The same applies to voters identified by the campaign as supporters. Many techniques can be used to develop a list of tax supporters, but all rely on campaign volunteers asking community members if they will support the district’s tax proposal. After Election Day, look at how well this population performed. Are identified supporters over- or underrepresented in the population that voted? What percentage of the population of supporters cast ballots?

Even if supporters are overrepresented in the election as compared to their proportion of the voter file, the campaign may not be satisfied with the actual percentage casting ballots. In our experience, we have seen results ranging from a dismal 33 percent of supporters participating up to an outstanding 95 percent of identified supporters casting ballots.

Finally, a post-election analysis should examine how the election being evaluated compares to other recent elections. In most communities, elections develop specific characteristics. A November election to elect a governor or the president will attract a much younger, more male population than a primary or school board election. The latter generally attracts a population that is older, more female and more likely to vote in any election held in the area. Comparing the demographic characteristics of the election a district just held to others held during the last few years will help in planning the district’s next successful election.

Planning Ahead

According to Merriam Webster’s Collegiate Dictionary, an autopsy is a “critical examination, evaluation or assessment of someone or something past.” The purpose of looking back, of course, is to determine what happened and why.


The foundation for success at the ballot box begins with a similar examination of what happened during prior elections conducted within the district. Like the medical examiners in “Crossing Jordan,” successful school leaders need to piece together disconnected clues about voter behavior, demographic tendencies and turnout under various conditions.

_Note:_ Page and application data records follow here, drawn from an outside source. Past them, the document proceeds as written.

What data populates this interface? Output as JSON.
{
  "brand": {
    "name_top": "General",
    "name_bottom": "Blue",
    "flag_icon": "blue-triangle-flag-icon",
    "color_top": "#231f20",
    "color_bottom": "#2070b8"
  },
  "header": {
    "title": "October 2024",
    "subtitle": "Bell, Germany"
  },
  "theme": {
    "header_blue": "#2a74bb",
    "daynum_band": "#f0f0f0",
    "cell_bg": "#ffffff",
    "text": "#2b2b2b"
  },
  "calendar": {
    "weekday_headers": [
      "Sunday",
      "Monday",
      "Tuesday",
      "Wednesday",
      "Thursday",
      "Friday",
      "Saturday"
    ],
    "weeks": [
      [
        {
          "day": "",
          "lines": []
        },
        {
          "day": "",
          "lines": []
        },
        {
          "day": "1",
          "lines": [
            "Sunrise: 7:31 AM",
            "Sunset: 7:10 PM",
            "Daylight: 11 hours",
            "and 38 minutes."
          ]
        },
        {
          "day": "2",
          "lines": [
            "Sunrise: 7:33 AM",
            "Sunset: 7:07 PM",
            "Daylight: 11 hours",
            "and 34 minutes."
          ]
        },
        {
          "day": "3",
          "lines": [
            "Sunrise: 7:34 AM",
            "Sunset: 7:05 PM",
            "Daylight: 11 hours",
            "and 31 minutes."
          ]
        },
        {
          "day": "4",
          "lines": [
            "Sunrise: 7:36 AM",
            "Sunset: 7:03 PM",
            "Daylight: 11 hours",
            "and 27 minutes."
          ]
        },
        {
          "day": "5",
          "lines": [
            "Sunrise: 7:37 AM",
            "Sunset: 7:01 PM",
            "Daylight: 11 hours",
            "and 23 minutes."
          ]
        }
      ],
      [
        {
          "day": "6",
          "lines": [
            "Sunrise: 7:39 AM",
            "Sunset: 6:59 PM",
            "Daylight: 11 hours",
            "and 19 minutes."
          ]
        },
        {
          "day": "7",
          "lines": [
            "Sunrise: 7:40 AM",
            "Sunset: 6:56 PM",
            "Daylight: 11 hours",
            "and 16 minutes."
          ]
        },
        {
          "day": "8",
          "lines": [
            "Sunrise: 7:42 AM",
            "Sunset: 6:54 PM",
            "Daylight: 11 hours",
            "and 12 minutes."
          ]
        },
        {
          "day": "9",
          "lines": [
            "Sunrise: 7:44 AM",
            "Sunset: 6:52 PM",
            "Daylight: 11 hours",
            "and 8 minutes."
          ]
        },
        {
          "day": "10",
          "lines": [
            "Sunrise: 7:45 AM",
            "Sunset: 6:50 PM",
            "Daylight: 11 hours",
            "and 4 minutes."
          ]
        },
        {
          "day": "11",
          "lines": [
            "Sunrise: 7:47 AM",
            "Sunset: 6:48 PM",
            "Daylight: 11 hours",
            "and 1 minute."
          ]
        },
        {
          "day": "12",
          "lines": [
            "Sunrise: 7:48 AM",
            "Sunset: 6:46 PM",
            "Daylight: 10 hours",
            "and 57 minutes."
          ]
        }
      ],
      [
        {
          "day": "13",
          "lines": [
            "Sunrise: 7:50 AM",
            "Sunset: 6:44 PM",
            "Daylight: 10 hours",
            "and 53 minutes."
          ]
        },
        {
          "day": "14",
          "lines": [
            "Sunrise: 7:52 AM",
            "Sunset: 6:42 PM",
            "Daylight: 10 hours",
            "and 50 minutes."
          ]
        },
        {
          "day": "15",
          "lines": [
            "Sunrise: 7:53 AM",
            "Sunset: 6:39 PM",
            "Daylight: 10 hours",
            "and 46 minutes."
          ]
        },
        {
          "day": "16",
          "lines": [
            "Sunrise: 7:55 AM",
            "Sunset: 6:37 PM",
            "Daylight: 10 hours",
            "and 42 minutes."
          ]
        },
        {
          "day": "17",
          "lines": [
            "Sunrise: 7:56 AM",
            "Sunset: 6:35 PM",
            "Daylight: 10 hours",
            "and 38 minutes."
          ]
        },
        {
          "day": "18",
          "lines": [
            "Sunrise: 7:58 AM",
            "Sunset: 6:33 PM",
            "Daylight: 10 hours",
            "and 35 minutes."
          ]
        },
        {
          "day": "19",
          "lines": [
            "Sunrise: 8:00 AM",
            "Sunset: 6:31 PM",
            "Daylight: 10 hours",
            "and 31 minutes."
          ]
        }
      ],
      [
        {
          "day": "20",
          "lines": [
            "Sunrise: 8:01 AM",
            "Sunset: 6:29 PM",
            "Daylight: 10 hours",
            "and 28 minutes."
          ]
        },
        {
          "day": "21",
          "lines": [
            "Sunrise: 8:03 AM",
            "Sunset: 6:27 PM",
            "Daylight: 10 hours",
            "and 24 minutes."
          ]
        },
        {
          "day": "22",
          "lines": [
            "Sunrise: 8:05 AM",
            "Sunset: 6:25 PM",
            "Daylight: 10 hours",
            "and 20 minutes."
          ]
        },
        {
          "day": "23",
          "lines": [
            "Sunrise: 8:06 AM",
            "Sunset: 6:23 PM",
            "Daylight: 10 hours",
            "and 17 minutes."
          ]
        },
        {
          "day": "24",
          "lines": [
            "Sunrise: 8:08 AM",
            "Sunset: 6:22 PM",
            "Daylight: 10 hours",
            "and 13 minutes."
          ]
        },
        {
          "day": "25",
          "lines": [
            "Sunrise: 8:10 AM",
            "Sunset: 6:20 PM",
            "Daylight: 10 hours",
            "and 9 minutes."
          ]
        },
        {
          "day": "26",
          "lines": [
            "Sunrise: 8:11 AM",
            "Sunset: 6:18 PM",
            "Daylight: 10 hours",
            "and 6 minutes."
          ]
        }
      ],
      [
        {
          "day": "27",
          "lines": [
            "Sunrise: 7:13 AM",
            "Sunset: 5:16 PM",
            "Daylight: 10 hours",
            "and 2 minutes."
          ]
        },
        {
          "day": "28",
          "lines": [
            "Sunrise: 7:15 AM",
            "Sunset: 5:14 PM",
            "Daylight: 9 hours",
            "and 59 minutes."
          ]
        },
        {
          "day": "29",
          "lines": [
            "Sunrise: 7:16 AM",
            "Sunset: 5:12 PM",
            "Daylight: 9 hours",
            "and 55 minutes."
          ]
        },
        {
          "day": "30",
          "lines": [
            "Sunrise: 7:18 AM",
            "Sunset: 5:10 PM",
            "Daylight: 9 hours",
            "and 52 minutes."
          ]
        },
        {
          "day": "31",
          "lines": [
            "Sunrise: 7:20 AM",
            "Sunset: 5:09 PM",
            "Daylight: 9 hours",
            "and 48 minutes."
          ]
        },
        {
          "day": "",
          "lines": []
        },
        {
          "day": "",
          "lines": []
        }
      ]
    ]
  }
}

Reconstructing this forensic puzzle, in combination with other steps in a comprehensive planning model, provides the foundation for an effective campaign and guides the critical steps of voter identification and a get-out-the-vote effort—key ingredients to achieving success in your next finance election.

Don Lifto, a consultant on school finance, is superintendent of Northeast Metro 916 Intermediate School District, 3300 Century Ave. North, White Bear Lake, MN 55110. E-mail: dlifto@nemetro.k12.mn.us. Bradford Senden is the managing partner at the Center for Community Opinion in San Ramon, Calif. They are co-authors of School Finance Elections: A Comprehensive Model for Success (Scarecrow Press).